## TASK REQUIREMENTS
Gather every line in the records below that contains the word "méthode".

START EXERCISE INPUTS

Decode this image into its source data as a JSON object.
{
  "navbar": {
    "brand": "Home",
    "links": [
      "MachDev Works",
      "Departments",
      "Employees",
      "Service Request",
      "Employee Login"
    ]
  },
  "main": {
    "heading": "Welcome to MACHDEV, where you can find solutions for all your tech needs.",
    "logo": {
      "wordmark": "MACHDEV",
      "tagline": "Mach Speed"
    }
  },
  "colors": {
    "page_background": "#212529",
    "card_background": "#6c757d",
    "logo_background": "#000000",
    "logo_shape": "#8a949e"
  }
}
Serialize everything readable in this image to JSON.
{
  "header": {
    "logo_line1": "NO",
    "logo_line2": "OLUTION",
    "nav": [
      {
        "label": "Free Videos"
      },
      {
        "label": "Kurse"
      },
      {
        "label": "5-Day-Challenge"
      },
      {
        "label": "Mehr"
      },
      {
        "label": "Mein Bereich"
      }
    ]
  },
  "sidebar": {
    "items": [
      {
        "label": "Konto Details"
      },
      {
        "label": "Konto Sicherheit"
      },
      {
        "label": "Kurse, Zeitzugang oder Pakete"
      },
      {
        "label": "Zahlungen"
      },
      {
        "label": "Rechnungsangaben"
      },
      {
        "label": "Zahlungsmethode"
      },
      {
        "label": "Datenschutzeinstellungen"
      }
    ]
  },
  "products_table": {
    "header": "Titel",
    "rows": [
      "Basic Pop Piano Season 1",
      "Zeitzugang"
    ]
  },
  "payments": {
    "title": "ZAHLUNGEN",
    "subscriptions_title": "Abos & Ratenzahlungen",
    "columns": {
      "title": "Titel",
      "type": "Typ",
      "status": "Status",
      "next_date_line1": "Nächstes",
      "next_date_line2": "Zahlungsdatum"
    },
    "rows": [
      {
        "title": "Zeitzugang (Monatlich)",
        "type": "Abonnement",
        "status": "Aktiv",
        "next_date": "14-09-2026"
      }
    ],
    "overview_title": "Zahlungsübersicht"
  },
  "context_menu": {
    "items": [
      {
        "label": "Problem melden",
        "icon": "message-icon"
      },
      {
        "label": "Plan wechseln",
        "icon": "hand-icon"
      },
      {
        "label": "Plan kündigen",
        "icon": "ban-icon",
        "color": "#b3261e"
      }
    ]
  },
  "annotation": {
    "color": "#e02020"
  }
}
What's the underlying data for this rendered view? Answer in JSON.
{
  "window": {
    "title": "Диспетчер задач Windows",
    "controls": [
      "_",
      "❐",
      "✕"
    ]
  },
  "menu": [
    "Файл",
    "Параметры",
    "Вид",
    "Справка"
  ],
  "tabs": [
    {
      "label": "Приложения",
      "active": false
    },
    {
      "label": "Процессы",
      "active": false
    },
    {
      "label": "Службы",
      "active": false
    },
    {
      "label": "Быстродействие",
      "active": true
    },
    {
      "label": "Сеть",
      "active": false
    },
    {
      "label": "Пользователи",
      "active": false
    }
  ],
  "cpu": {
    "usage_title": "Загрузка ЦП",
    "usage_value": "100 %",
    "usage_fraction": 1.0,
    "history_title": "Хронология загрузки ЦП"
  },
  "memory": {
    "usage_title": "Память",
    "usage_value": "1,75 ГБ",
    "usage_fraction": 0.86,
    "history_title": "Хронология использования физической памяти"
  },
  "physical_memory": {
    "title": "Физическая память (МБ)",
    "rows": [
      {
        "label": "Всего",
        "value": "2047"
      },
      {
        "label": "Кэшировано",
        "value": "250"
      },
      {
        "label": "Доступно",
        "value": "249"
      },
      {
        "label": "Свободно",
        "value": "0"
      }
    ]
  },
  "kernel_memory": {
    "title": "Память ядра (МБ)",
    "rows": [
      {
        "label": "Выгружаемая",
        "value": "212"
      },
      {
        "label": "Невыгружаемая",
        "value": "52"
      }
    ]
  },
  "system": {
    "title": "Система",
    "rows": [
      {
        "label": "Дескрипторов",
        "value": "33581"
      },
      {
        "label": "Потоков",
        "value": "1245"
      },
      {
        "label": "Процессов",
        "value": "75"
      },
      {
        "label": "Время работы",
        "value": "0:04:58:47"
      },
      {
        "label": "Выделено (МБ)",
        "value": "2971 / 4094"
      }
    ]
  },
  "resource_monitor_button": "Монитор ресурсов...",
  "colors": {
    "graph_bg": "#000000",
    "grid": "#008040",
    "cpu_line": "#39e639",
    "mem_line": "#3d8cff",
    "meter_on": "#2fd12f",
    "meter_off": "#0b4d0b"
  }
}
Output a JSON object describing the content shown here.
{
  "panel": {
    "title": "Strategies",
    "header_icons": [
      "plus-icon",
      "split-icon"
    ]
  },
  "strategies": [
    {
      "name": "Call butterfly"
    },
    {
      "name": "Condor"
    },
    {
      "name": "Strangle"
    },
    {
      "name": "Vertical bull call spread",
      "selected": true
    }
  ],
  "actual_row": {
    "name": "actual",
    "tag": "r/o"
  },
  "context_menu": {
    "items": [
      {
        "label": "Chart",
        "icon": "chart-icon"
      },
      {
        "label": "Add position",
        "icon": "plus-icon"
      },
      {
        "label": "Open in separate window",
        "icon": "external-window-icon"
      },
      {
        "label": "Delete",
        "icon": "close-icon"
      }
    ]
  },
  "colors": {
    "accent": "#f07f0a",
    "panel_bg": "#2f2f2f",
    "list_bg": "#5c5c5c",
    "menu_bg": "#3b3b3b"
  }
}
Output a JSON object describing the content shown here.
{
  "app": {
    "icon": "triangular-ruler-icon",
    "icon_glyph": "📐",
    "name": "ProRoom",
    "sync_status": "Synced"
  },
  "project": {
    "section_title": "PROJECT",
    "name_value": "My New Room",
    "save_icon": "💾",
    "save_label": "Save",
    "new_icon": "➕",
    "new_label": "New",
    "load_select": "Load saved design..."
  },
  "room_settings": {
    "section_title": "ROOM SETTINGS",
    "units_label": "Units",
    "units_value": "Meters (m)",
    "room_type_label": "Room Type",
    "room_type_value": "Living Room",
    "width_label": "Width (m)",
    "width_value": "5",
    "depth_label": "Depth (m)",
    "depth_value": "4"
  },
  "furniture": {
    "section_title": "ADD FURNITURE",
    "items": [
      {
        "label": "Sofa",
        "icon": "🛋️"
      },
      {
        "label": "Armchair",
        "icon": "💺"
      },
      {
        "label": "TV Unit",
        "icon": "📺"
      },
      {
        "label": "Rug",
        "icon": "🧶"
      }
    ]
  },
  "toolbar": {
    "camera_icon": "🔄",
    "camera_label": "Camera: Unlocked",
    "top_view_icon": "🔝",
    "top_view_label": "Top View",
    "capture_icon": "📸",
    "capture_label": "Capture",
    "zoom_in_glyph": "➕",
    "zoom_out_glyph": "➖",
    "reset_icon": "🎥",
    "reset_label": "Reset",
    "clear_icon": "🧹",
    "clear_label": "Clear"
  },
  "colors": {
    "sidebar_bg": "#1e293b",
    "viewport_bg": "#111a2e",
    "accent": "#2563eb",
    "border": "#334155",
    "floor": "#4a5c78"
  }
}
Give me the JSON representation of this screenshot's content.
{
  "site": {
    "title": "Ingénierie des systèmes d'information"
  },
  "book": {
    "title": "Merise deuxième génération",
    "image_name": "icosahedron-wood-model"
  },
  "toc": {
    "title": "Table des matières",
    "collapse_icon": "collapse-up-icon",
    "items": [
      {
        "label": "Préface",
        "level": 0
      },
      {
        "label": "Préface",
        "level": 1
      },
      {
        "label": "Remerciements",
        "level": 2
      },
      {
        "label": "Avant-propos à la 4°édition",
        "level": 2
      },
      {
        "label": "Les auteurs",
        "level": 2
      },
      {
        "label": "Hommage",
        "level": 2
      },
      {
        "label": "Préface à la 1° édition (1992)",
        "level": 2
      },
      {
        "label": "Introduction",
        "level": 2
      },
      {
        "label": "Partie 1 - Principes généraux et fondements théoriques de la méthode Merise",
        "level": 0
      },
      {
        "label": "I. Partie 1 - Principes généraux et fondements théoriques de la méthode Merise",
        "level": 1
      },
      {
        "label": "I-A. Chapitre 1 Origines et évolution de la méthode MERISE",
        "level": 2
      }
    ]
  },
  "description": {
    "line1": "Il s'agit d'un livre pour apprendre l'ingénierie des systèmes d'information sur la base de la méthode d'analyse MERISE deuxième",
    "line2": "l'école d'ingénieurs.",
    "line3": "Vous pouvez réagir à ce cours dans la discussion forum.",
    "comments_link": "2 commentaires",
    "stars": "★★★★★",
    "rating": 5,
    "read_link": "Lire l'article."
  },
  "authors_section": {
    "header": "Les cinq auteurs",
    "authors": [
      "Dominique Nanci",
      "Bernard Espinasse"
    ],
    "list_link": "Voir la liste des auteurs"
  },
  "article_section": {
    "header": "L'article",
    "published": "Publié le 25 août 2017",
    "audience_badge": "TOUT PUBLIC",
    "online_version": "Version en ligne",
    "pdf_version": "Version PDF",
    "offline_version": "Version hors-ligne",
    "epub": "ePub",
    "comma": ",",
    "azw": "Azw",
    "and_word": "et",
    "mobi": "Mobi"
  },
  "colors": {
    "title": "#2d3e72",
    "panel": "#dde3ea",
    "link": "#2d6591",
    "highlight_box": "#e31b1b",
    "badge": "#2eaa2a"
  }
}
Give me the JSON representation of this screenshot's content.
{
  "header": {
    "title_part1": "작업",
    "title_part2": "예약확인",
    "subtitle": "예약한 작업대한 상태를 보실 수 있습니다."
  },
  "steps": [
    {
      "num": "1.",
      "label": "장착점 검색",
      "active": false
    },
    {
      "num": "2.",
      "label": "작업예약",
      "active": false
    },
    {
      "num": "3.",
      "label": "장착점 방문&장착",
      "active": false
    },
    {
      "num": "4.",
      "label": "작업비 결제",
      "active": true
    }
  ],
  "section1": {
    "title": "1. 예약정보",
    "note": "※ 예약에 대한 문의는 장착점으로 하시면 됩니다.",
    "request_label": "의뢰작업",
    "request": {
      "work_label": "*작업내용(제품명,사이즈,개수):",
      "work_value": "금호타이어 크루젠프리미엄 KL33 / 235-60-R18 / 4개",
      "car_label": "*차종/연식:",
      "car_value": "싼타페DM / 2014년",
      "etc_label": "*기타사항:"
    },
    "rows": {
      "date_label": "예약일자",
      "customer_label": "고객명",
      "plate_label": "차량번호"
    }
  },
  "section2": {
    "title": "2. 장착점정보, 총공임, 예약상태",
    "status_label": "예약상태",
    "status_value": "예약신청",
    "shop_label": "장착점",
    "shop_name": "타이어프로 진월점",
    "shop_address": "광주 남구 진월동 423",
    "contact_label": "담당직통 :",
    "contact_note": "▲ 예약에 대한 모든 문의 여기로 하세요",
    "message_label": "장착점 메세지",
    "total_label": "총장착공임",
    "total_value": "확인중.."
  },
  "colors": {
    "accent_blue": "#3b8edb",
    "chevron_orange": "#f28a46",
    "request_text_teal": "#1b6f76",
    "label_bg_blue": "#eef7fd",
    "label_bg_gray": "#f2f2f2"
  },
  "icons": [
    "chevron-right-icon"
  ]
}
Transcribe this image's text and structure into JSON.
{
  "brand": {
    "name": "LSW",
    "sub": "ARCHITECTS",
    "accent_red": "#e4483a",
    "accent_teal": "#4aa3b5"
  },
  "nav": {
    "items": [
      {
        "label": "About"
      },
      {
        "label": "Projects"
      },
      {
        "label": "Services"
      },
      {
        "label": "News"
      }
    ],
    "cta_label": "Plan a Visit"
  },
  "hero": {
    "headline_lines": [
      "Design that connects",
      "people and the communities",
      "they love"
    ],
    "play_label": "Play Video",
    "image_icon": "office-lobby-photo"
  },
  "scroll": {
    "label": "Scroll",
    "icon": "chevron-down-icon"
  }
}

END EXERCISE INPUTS

## OUTPUT FOR THIS TASK
        "label": "Partie 1 - Principes généraux et fondements théoriques de la méthode Merise",
        "label": "I. Partie 1 - Principes généraux et fondements théoriques de la méthode Merise",
        "label": "I-A. Chapitre 1 Origines et évolution de la méthode MERISE",
    "line1": "Il s'agit d'un livre pour apprendre l'ingénierie des systèmes d'information sur la base de la méthode d'analyse MERISE deuxième",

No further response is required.